### [WHAT THIS TASK INVOLVES]
The count of lines below that include the string "CEARÁ" is the whole answer; write it alone.

--- --- ---

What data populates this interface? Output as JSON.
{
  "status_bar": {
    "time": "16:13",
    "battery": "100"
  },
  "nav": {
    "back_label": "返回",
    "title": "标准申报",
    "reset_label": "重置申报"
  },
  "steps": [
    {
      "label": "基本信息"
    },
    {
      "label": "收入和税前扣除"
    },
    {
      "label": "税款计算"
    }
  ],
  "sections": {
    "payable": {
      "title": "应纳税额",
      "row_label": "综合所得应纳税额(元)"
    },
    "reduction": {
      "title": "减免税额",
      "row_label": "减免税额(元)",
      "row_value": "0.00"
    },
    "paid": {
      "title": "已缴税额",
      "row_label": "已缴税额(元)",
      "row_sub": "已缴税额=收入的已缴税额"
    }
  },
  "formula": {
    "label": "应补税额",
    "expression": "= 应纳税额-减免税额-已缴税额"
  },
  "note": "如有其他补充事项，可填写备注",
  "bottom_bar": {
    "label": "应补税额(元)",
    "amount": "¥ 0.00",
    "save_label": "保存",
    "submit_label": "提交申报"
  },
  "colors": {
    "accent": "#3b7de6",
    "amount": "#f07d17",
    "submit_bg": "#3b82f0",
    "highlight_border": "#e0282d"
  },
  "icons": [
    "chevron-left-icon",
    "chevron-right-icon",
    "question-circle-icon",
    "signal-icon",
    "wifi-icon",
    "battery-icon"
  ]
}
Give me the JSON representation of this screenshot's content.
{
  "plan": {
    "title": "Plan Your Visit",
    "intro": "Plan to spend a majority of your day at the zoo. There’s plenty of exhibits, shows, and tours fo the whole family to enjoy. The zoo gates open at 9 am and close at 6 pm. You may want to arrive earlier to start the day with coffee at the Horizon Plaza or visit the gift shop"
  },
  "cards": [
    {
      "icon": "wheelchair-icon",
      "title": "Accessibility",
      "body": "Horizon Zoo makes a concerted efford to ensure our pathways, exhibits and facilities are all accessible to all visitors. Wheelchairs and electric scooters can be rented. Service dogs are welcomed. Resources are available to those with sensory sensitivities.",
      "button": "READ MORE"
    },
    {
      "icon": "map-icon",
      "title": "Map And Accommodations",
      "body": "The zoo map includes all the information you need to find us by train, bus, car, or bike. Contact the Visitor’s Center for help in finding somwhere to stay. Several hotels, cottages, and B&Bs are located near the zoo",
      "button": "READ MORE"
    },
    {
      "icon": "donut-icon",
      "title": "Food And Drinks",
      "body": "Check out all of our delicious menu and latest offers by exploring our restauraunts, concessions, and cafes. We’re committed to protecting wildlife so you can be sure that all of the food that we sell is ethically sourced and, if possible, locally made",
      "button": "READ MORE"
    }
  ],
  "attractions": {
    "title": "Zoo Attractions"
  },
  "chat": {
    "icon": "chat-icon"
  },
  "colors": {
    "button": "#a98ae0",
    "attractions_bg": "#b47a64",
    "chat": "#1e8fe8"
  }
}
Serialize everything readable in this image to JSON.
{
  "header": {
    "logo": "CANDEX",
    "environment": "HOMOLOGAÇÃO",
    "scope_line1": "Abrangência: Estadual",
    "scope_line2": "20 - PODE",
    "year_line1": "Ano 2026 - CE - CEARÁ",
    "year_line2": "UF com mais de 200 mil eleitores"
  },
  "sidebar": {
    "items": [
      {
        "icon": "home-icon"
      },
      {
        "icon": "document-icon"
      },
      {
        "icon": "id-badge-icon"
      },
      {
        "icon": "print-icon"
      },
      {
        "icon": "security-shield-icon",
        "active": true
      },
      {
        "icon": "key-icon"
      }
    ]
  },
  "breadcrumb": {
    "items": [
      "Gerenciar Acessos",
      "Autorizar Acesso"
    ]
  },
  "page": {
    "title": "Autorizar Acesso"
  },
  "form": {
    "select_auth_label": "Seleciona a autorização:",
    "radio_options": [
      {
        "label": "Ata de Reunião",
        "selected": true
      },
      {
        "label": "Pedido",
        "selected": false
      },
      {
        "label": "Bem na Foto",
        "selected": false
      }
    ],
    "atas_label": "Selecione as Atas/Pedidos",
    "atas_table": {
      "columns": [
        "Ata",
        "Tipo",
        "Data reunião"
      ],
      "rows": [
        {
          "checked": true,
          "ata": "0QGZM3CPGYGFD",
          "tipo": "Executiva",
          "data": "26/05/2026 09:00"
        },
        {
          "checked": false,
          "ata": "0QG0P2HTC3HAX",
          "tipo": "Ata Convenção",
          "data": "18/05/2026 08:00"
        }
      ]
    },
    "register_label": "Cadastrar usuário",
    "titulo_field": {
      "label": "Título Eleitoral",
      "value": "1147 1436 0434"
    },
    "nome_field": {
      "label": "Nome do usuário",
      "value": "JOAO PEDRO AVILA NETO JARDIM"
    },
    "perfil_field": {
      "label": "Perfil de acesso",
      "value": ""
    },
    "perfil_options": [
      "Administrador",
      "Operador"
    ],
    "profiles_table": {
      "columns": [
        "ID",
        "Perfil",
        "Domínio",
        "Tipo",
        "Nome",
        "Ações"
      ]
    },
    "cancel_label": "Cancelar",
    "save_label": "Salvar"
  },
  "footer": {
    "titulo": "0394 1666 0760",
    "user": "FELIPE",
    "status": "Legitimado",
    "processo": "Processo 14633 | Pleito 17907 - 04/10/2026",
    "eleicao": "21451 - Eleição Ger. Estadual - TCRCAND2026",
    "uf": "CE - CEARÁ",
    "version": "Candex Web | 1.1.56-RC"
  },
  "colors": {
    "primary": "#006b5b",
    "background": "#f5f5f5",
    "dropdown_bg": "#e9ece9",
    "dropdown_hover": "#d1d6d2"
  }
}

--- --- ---

### [OUTPUT FOR THIS EXERCISE]
2